Raw data:
※

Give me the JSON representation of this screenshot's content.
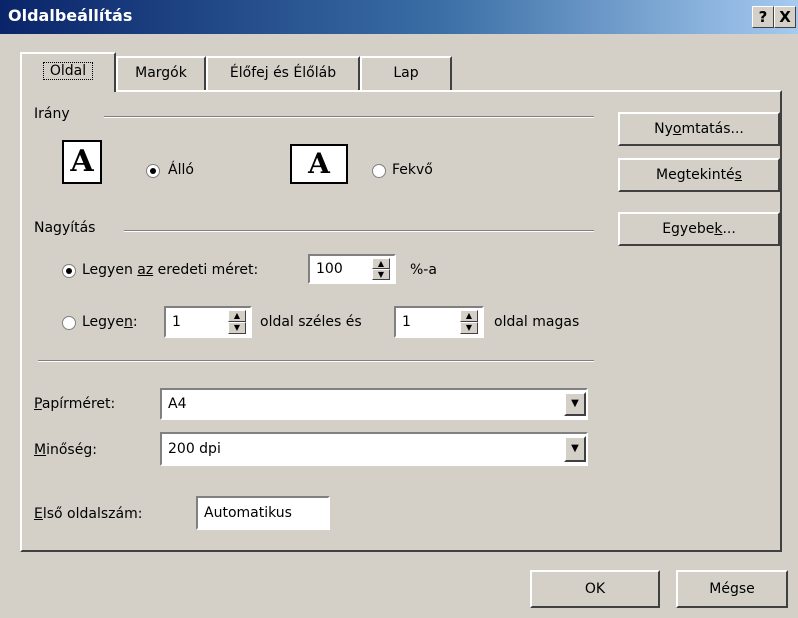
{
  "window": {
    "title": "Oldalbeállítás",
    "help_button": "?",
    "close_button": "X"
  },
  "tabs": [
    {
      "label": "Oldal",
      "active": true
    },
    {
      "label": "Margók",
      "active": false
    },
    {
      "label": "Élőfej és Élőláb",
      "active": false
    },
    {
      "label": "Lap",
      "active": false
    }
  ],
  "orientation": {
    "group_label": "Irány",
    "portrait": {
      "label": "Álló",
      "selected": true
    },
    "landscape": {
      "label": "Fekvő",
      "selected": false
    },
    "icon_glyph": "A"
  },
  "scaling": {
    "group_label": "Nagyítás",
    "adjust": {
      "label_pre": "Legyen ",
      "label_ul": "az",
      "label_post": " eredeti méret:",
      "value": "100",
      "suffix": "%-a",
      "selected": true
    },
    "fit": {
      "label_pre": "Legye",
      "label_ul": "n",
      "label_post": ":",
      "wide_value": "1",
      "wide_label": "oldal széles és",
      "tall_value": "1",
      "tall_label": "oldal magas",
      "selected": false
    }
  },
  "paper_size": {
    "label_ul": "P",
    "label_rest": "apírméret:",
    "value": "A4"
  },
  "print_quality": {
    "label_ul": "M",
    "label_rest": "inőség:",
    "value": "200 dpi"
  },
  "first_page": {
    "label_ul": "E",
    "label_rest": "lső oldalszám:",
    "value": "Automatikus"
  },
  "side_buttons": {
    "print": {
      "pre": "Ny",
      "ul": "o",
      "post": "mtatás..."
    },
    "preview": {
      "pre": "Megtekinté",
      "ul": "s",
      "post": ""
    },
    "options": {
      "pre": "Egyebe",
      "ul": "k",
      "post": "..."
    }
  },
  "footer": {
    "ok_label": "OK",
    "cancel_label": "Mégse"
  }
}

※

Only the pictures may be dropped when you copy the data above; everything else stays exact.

Reply to the task:
Give me the JSON representation of this screenshot's content.
{
  "window": {
    "title": "Oldalbeállítás",
    "help_button": "?",
    "close_button": "X"
  },
  "tabs": [
    {
      "label": "Oldal",
      "active": true
    },
    {
      "label": "Margók",
      "active": false
    },
    {
      "label": "Élőfej és Élőláb",
      "active": false
    },
    {
      "label": "Lap",
      "active": false
    }
  ],
  "orientation": {
    "group_label": "Irány",
    "portrait": {
      "label": "Álló",
      "selected": true
    },
    "landscape": {
      "label": "Fekvő",
      "selected": false
    },
    "icon_glyph": "A"
  },
  "scaling": {
    "group_label": "Nagyítás",
    "adjust": {
      "label_pre": "Legyen ",
      "label_ul": "az",
      "label_post": " eredeti méret:",
      "value": "100",
      "suffix": "%-a",
      "selected": true
    },
    "fit": {
      "label_pre": "Legye",
      "label_ul": "n",
      "label_post": ":",
      "wide_value": "1",
      "wide_label": "oldal széles és",
      "tall_value": "1",
      "tall_label": "oldal magas",
      "selected": false
    }
  },
  "paper_size": {
    "label_ul": "P",
    "label_rest": "apírméret:",
    "value": "A4"
  },
  "print_quality": {
    "label_ul": "M",
    "label_rest": "inőség:",
    "value": "200 dpi"
  },
  "first_page": {
    "label_ul": "E",
    "label_rest": "lső oldalszám:",
    "value": "Automatikus"
  },
  "side_buttons": {
    "print": {
      "pre": "Ny",
      "ul": "o",
      "post": "mtatás..."
    },
    "preview": {
      "pre": "Megtekinté",
      "ul": "s",
      "post": ""
    },
    "options": {
      "pre": "Egyebe",
      "ul": "k",
      "post": "..."
    }
  },
  "footer": {
    "ok_label": "OK",
    "cancel_label": "Mégse"
  }
}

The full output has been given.